The boss of John Lewis has urged the government to intervene with a financial package of support to protect families from the cost of living crisis on the same scale as it did to help the UK deal with the Covid pandemic.
From me Sharon Whitea former second permanent secretary at the Treasury, said the government needed to act urgently because families were struggling to pay utility and food costs as energy bills and inflation soared.
“The time has absolutely come for action whether it is an emergency budget or whether it is another vehicle,” said White, speaking on ITV’s Peston show on Wednesday night.
The chair of John Lewis Partnership, which also owns the Waitrose supermarket chain, said action needed to be taken before summer, with consumers facing another increase in energy bills of as much as £ 1,000 annually from October.
She said: “The decisive action we saw, I thought the government did incredibly well at the pace and scale during Covid, I think we need to see the same decisive action taken at speed and at pace.”
White added that the UK faced “at least as pressing a challenge with the cost of living crisis” as it did with the pandemic, making the cost to public finances an “imperative”.
“The hit is either going to happen to households, to families, to people on low incomes, or we take a decision that given the scale and everything that’s happening… actually a temporary hit on public finances is worth it.”
White said that consideration needed to be given to a “windfall tax” on energy firms – last week BP and Shell announced bumper profits thanks to soaring energy prices – to subsidize the cost of bills consumers faced.
“I think it’s the right territory, I think certainly the government and the regulator [Ofgem] need to act on that second rise, ”she said. “Now a windfall tax, it’s not perfect but actually given the severity and the urgency of the situation, I think it’s a reasonable approach.”
On Thursday, the prime minister, Boris Johnson, indicated that there could be a U-turn on government resistance to a windfall taxwhich he has previously said could determine energy firms from continuing to invest in new projects.
“The disadvantage with those sort of taxes is that they deter investment in the very things that we need to see them putting them in,” he said, speaking on LBC. “They need to be investing in new technology, in new energy supplies for the UK.”
The host, Nick Ferrari, interjected to say that the energy companies have said a windfall tax would not deter them from continuing to pursue a long-term strategy of investing to move away from fossil fuel based energy sources.
“Well then we’ll have to look at it,” said Johnson. “What I say is I want them to make those investments – they’ve got to be making those investments – in new energy supply for our country.”
White is the latest prominent retail leader to publicly call for urgent government action, after the Tesco’s chair, John Allan, said on Tuesday there was an “overwhelming case” for a windfall tax on energy companies to help those struggling the most with the cost of living crisis.
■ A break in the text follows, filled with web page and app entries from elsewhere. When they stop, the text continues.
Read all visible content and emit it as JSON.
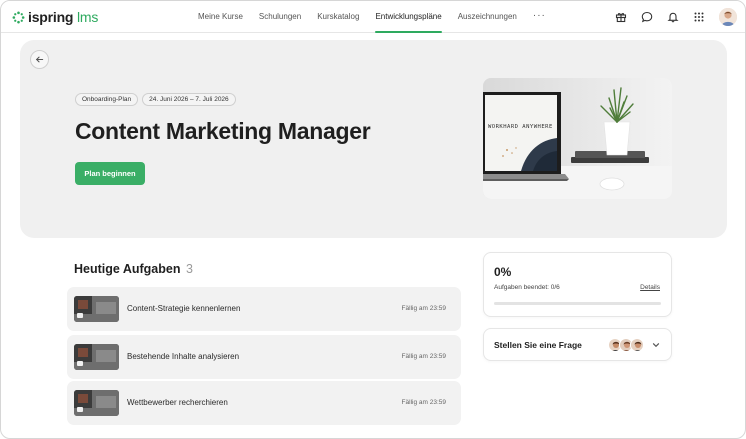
{
  "brand": {
    "name": "ispring",
    "suffix": "lms",
    "accent": "#2eaa5f"
  },
  "nav": {
    "items": [
      "Meine Kurse",
      "Schulungen",
      "Kurskatalog",
      "Entwicklungspläne",
      "Auszeichnungen"
    ],
    "active": "Entwicklungspläne",
    "more": "···"
  },
  "header_icons": [
    "gift-icon",
    "chat-bubble-icon",
    "bell-icon",
    "apps-grid-icon",
    "user-avatar"
  ],
  "hero": {
    "tags": [
      "Onboarding-Plan",
      "24. Juni 2026 – 7. Juli 2026"
    ],
    "title": "Content Marketing Manager",
    "cta": "Plan beginnen",
    "image_caption": "WORKHARD ANYWHERE"
  },
  "tasks": {
    "title": "Heutige Aufgaben",
    "count": "3",
    "items": [
      {
        "label": "Content-Strategie kennenlernen",
        "due": "Fällig am 23:59"
      },
      {
        "label": "Bestehende Inhalte analysieren",
        "due": "Fällig am 23:59"
      },
      {
        "label": "Wettbewerber recherchieren",
        "due": "Fällig am 23:59"
      }
    ]
  },
  "progress": {
    "percent_text": "0%",
    "done_text": "Aufgaben beendet: 0/6",
    "details_link": "Details",
    "value": 0
  },
  "ask": {
    "label": "Stellen Sie eine Frage"
  }
}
Allan said the UK was facing “real food poverty for the first time in a generation.”
Analysis by the Labor party estimated that a windfall tax on North Sea oil and gas operators could raise more than £ 2bn to cushion the pain of rising energy bills.
Profits on North Sea oil and gas firms are taxed at 30% corporation tax plus a 10% surcharge. Labor has proposed hiking the combined rate from 40% to 50%.
In March, the OBR increased its forecasts for UK oil and gas tax receipts by £ 5.2bn to £ 13bn in the year to April 2023, up from £ 3.1bn in the previous financial year. That is far higher than before the pandemic and is the highest return from the North Sea since 2010-11, when £ 9.6bn was collected.
On top of soaring energy bills, inflation is forecast to hit a 40- year high of 10% by the end of the year while the Office for Budget Responsibility, the government’s independent economic forecaster, has said that living standards are falling at their fastest annual rate since the 1950s.